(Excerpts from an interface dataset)
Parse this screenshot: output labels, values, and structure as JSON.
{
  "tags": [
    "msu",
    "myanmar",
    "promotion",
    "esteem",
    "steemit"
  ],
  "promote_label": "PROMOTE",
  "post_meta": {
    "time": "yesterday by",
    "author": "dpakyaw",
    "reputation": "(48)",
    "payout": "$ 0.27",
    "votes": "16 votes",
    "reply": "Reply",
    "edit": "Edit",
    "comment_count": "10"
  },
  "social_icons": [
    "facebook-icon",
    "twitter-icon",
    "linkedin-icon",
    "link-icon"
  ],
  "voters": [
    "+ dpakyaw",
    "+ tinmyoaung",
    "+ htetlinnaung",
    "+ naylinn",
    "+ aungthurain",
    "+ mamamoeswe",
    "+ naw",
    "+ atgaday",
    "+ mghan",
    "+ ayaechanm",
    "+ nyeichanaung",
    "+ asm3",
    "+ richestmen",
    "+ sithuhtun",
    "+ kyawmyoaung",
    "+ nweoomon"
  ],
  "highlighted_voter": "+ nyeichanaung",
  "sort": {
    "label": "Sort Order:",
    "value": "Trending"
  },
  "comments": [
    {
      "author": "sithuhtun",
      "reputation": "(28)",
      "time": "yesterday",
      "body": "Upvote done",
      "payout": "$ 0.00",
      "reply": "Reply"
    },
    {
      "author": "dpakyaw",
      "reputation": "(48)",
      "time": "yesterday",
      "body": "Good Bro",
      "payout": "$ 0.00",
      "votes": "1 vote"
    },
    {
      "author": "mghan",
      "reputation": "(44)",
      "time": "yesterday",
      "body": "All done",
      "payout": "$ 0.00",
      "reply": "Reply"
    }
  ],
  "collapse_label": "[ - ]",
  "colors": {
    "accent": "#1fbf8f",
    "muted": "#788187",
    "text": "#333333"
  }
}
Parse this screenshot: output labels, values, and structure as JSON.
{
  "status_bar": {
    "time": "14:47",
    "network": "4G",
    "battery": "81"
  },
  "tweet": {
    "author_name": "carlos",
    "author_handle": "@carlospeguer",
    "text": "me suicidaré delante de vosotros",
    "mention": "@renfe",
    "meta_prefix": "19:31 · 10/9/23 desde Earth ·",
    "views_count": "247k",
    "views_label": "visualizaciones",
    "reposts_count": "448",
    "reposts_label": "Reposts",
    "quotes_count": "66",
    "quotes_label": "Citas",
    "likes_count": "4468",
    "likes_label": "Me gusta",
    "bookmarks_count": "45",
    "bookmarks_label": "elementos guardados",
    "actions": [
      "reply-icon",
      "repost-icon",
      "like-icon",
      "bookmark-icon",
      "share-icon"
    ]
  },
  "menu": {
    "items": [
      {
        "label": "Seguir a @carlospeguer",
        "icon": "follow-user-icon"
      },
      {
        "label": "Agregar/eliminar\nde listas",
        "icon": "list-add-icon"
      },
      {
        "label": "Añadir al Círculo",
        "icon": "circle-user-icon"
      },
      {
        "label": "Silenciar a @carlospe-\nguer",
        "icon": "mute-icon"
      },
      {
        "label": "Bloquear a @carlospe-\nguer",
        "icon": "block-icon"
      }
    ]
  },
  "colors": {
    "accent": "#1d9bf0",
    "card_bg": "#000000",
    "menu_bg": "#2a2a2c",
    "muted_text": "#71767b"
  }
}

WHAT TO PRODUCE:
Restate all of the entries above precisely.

RESULT OF THE EXERCISE:
Parse this screenshot: output labels, values, and structure as JSON.
{
  "tags": [
    "msu",
    "myanmar",
    "promotion",
    "esteem",
    "steemit"
  ],
  "promote_label": "PROMOTE",
  "post_meta": {
    "time": "yesterday by",
    "author": "dpakyaw",
    "reputation": "(48)",
    "payout": "$ 0.27",
    "votes": "16 votes",
    "reply": "Reply",
    "edit": "Edit",
    "comment_count": "10"
  },
  "social_icons": [
    "facebook-icon",
    "twitter-icon",
    "linkedin-icon",
    "link-icon"
  ],
  "voters": [
    "+ dpakyaw",
    "+ tinmyoaung",
    "+ htetlinnaung",
    "+ naylinn",
    "+ aungthurain",
    "+ mamamoeswe",
    "+ naw",
    "+ atgaday",
    "+ mghan",
    "+ ayaechanm",
    "+ nyeichanaung",
    "+ asm3",
    "+ richestmen",
    "+ sithuhtun",
    "+ kyawmyoaung",
    "+ nweoomon"
  ],
  "highlighted_voter": "+ nyeichanaung",
  "sort": {
    "label": "Sort Order:",
    "value": "Trending"
  },
  "comments": [
    {
      "author": "sithuhtun",
      "reputation": "(28)",
      "time": "yesterday",
      "body": "Upvote done",
      "payout": "$ 0.00",
      "reply": "Reply"
    },
    {
      "author": "dpakyaw",
      "reputation": "(48)",
      "time": "yesterday",
      "body": "Good Bro",
      "payout": "$ 0.00",
      "votes": "1 vote"
    },
    {
      "author": "mghan",
      "reputation": "(44)",
      "time": "yesterday",
      "body": "All done",
      "payout": "$ 0.00",
      "reply": "Reply"
    }
  ],
  "collapse_label": "[ - ]",
  "colors": {
    "accent": "#1fbf8f",
    "muted": "#788187",
    "text": "#333333"
  }
}
Parse this screenshot: output labels, values, and structure as JSON.
{
  "status_bar": {
    "time": "14:47",
    "network": "4G",
    "battery": "81"
  },
  "tweet": {
    "author_name": "carlos",
    "author_handle": "@carlospeguer",
    "text": "me suicidaré delante de vosotros",
    "mention": "@renfe",
    "meta_prefix": "19:31 · 10/9/23 desde Earth ·",
    "views_count": "247k",
    "views_label": "visualizaciones",
    "reposts_count": "448",
    "reposts_label": "Reposts",
    "quotes_count": "66",
    "quotes_label": "Citas",
    "likes_count": "4468",
    "likes_label": "Me gusta",
    "bookmarks_count": "45",
    "bookmarks_label": "elementos guardados",
    "actions": [
      "reply-icon",
      "repost-icon",
      "like-icon",
      "bookmark-icon",
      "share-icon"
    ]
  },
  "menu": {
    "items": [
      {
        "label": "Seguir a @carlospeguer",
        "icon": "follow-user-icon"
      },
      {
        "label": "Agregar/eliminar\nde listas",
        "icon": "list-add-icon"
      },
      {
        "label": "Añadir al Círculo",
        "icon": "circle-user-icon"
      },
      {
        "label": "Silenciar a @carlospe-\nguer",
        "icon": "mute-icon"
      },
      {
        "label": "Bloquear a @carlospe-\nguer",
        "icon": "block-icon"
      }
    ]
  },
  "colors": {
    "accent": "#1d9bf0",
    "card_bg": "#000000",
    "menu_bg": "#2a2a2c",
    "muted_text": "#71767b"
  }
}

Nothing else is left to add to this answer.